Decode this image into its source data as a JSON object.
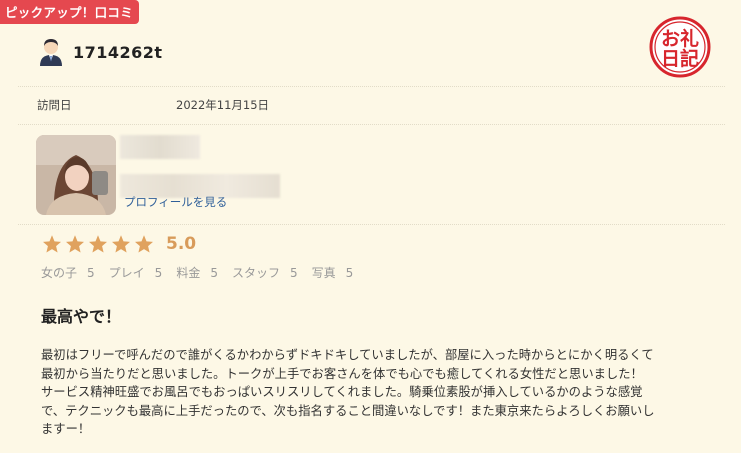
{
  "badge": "ピックアップ！口コミ",
  "user": {
    "name": "1714262t",
    "avatar_icon": "user-avatar-icon"
  },
  "stamp": {
    "line1": "お礼",
    "line2": "日記",
    "color": "#d7262d"
  },
  "visit": {
    "label": "訪問日",
    "date": "2022年11月15日"
  },
  "profile": {
    "link_label": "プロフィールを見る"
  },
  "rating": {
    "stars": 5,
    "max": 5,
    "score": "5.0",
    "star_color": "#e0a25e",
    "categories": [
      {
        "label": "女の子",
        "value": "5"
      },
      {
        "label": "プレイ",
        "value": "5"
      },
      {
        "label": "料金",
        "value": "5"
      },
      {
        "label": "スタッフ",
        "value": "5"
      },
      {
        "label": "写真",
        "value": "5"
      }
    ]
  },
  "review": {
    "title": "最高やで！",
    "lines": [
      "最初はフリーで呼んだので誰がくるかわからずドキドキしていましたが、部屋に入った時からとにかく明るくて",
      "最初から当たりだと思いました。トークが上手でお客さんを体でも心でも癒してくれる女性だと思いました！",
      "サービス精神旺盛でお風呂でもおっぱいスリスリしてくれました。騎乗位素股が挿入しているかのような感覚",
      "で、テクニックも最高に上手だったので、次も指名すること間違いなしです！また東京来たらよろしくお願いし",
      "ますー！"
    ]
  }
}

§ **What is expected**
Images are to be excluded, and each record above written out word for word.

§ **Answer for the task**
Decode this image into its source data as a JSON object.
{
  "badge": "ピックアップ！口コミ",
  "user": {
    "name": "1714262t",
    "avatar_icon": "user-avatar-icon"
  },
  "stamp": {
    "line1": "お礼",
    "line2": "日記",
    "color": "#d7262d"
  },
  "visit": {
    "label": "訪問日",
    "date": "2022年11月15日"
  },
  "profile": {
    "link_label": "プロフィールを見る"
  },
  "rating": {
    "stars": 5,
    "max": 5,
    "score": "5.0",
    "star_color": "#e0a25e",
    "categories": [
      {
        "label": "女の子",
        "value": "5"
      },
      {
        "label": "プレイ",
        "value": "5"
      },
      {
        "label": "料金",
        "value": "5"
      },
      {
        "label": "スタッフ",
        "value": "5"
      },
      {
        "label": "写真",
        "value": "5"
      }
    ]
  },
  "review": {
    "title": "最高やで！",
    "lines": [
      "最初はフリーで呼んだので誰がくるかわからずドキドキしていましたが、部屋に入った時からとにかく明るくて",
      "最初から当たりだと思いました。トークが上手でお客さんを体でも心でも癒してくれる女性だと思いました！",
      "サービス精神旺盛でお風呂でもおっぱいスリスリしてくれました。騎乗位素股が挿入しているかのような感覚",
      "で、テクニックも最高に上手だったので、次も指名すること間違いなしです！また東京来たらよろしくお願いし",
      "ますー！"
    ]
  }
}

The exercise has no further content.